Instead of counting down for them to revert to their old ways, we should acknowledge instead that they stopped their previous acts for the sake of Allah and out of obedience to Him. Even if it is only in Ramadan. We should be in awe of the grip Allah has on their hearts even when they strayed from His Path.

If anything, we Muslims should rejoice they decided to adopt the practice of Islam for a month. We should meet them and see how they can continue to practise full-time. We should discourage others from taunting them but instead, help them to enjoy the sweetness of obedience to Allah.

Perhaps, by doing this, encouraging instead of disparaging, they will become permanent Muslims, and not only in Ramadan.

May Allah keep their hearts (and ours) steadfast.



Although I am a medical doctor, I hate visiting the sick in the hospital and staying long. I just worry that I am burdening the patient with my stay and would rather do a quick check-in and –out. I am also uncomfortable staying long at people’s houses for a visit. It feels like extending my handshake to the elbow. As a woman, I am aware of the hoops women jump through to make their guests comfortable at their own expense and it seems unfair to take full advantage of that.

We should not visit people unannounced unless we are extremely familiar with them. There is really no excuse why anyone will suddenly drop by in this era of cell-phones, free emails, text messages and instant messaging. This will give your host time to prepare and possibly purchase or cook/bake what to host you with. Not all homes are fully-stocked 24/7.

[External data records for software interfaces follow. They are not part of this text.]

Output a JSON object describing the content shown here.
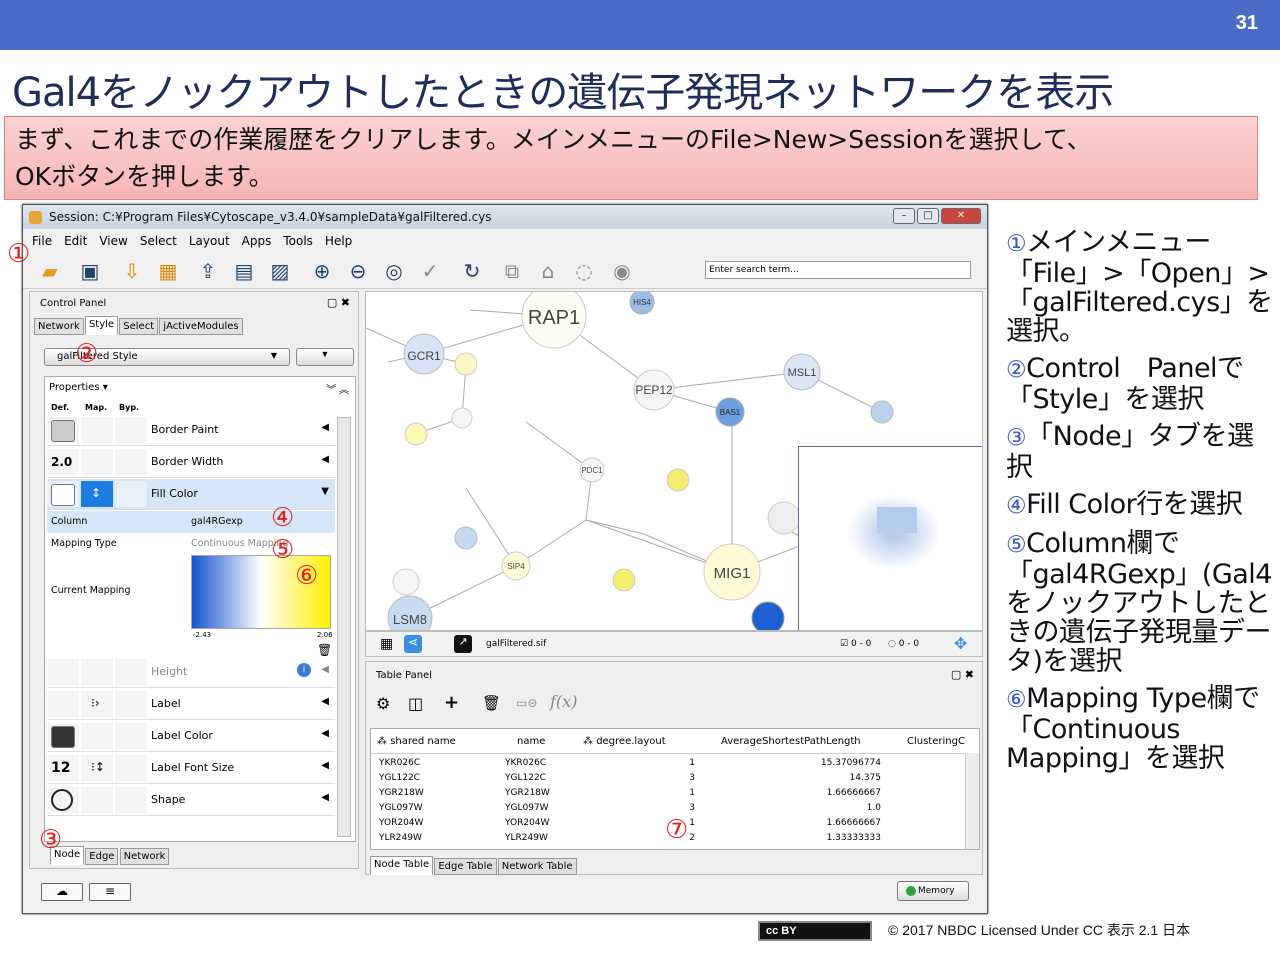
{
  "slide": {
    "number": "31",
    "title": "Gal4をノックアウトしたときの遺伝子発現ネットワークを表示",
    "instruction_line1": "まず、これまでの作業履歴をクリアします。メインメニューのFile>New>Sessionを選択して、",
    "instruction_line2": "OKボタンを押します。",
    "footer": "© 2017  NBDC Licensed Under CC 表示 2.1 日本",
    "cc_badge": "cc BY"
  },
  "window": {
    "title": "Session: C:¥Program Files¥Cytoscape_v3.4.0¥sampleData¥galFiltered.cys",
    "menu": [
      "File",
      "Edit",
      "View",
      "Select",
      "Layout",
      "Apps",
      "Tools",
      "Help"
    ],
    "search_placeholder": "Enter search term..."
  },
  "control_panel": {
    "title": "Control Panel",
    "tabs": [
      "Network",
      "Style",
      "Select",
      "jActiveModules"
    ],
    "style_name": "galFiltered Style",
    "properties_label": "Properties",
    "col_headers": [
      "Def.",
      "Map.",
      "Byp."
    ],
    "rows": [
      {
        "label": "Border Paint",
        "def": ""
      },
      {
        "label": "Border Width",
        "def": "2.0"
      },
      {
        "label": "Fill Color",
        "def": ""
      },
      {
        "label": "Height",
        "def": ""
      },
      {
        "label": "Label",
        "def": ""
      },
      {
        "label": "Label Color",
        "def": ""
      },
      {
        "label": "Label Font Size",
        "def": "12"
      },
      {
        "label": "Shape",
        "def": ""
      }
    ],
    "mapping": {
      "column_label": "Column",
      "column_value": "gal4RGexp",
      "type_label": "Mapping Type",
      "type_value": "Continuous Mapping",
      "current_label": "Current Mapping",
      "min": "-2.43",
      "max": "2.06"
    },
    "bottom_tabs": [
      "Node",
      "Edge",
      "Network"
    ]
  },
  "network": {
    "file": "galFiltered.sif",
    "sel_nodes": "0 - 0",
    "sel_edges": "0 - 0",
    "nodes": [
      {
        "l": "RAP1"
      },
      {
        "l": "GCR1"
      },
      {
        "l": "PEP12"
      },
      {
        "l": "MSL1"
      },
      {
        "l": "MIG1"
      },
      {
        "l": "LSM8"
      },
      {
        "l": "HIS4"
      },
      {
        "l": "PDC1"
      },
      {
        "l": "SIP4"
      },
      {
        "l": "BAS1"
      }
    ]
  },
  "table_panel": {
    "title": "Table Panel",
    "headers": [
      "shared name",
      "name",
      "degree.layout",
      "AverageShortestPathLength",
      "ClusteringC"
    ],
    "rows": [
      [
        "YKR026C",
        "YKR026C",
        "1",
        "15.37096774"
      ],
      [
        "YGL122C",
        "YGL122C",
        "3",
        "14.375"
      ],
      [
        "YGR218W",
        "YGR218W",
        "1",
        "1.66666667"
      ],
      [
        "YGL097W",
        "YGL097W",
        "3",
        "1.0"
      ],
      [
        "YOR204W",
        "YOR204W",
        "1",
        "1.66666667"
      ],
      [
        "YLR249W",
        "YLR249W",
        "2",
        "1.33333333"
      ]
    ],
    "tabs": [
      "Node Table",
      "Edge Table",
      "Network Table"
    ]
  },
  "memory_label": "Memory",
  "markers": [
    "①",
    "②",
    "③",
    "④",
    "⑤",
    "⑥",
    "⑦"
  ],
  "notes": [
    {
      "n": "①",
      "text": "メインメニュー「File」>「Open」>「galFiltered.cys」を選択。"
    },
    {
      "n": "②",
      "text": "Control　Panelで「Style」を選択"
    },
    {
      "n": "③",
      "text": "「Node」タブを選択"
    },
    {
      "n": "④",
      "text": "Fill Color行を選択"
    },
    {
      "n": "⑤",
      "text": "Column欄で「gal4RGexp」(Gal4をノックアウトしたときの遺伝子発現量データ)を選択"
    },
    {
      "n": "⑥",
      "text": "Mapping Type欄で「Continuous Mapping」を選択"
    }
  ]
}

As much as is possible, a non-mahram male should not spend the night in the house of a couple. It inconveniences the woman who has to observe her hijab in your presence. Her house is her sanctuary, somewhere she can let her hair down and dress down. You ruin this tranquillity for her particularly when you prolong your stay; her only reprieve limited to her bedroom. Between the inconveniences of a tropical temperature and special times like breastfeeding, her hospitality can quickly turn to hostility.

Fellow women who travel with their toddlers need to be mindful of them. We should not leave them to run amok, destroy appliances, break dishes, defecate or urinate indiscriminately, and leave food crumbs in their trail. Pick up after your children.

We should also endeavour not to make a nuisance of ourselves by staying out late, disrupting the peace in the house by playing loud music or having noisy friends over. Destroying property in their houses is also a big no-no.

Narrated Abu Shuraih Al-Ka’bi quoted Allah’s Messenger (SAW) as saying: Whoever believes in Allah and the Last Day, should serve his guest generously. The guest’s reward is to provide him with a superior type of food for a night and a day and a guest is to be entertained with food for three days, and whatever is offered beyond that is regarded as charity. And it is not lawful for a guest to stay with the host for such a long period so as to put him in a critical position. – Sahih Bukhari 6135

Also try to involve yourself in helping around the house and following the house rules. Take your dish to the kitchen and wash it, preferably. Clean up after yourself and make your bed. Assist by taking the children off their parents’ hands by playing with them or helping with their homework.

Do not pry into their affairs particularly if they are a couple and unless your advice is sought, or it is absolutely necessary, keep most of your thoughts to yourself. Do not take sides without listening to both sides of the story.

When preparing to leave, inform your hosts ahead of time so they can accommodate dropping you off at the airport or car park, into their plans.

As the host(ess), we are duty-bound to treat our guests kindly. Having snacks, some juice or cake handy can save us embarrassment when friends pop in unannounced. We should be patient and accommodating and try to involve our guests in our activities if they are staying for long. Time should be set aside daily to converse with them no matter how tight our schedule is.

And when they leave, we should see them to the door and try not to make our relief obvious!

So, who do you plan to visit this weekend?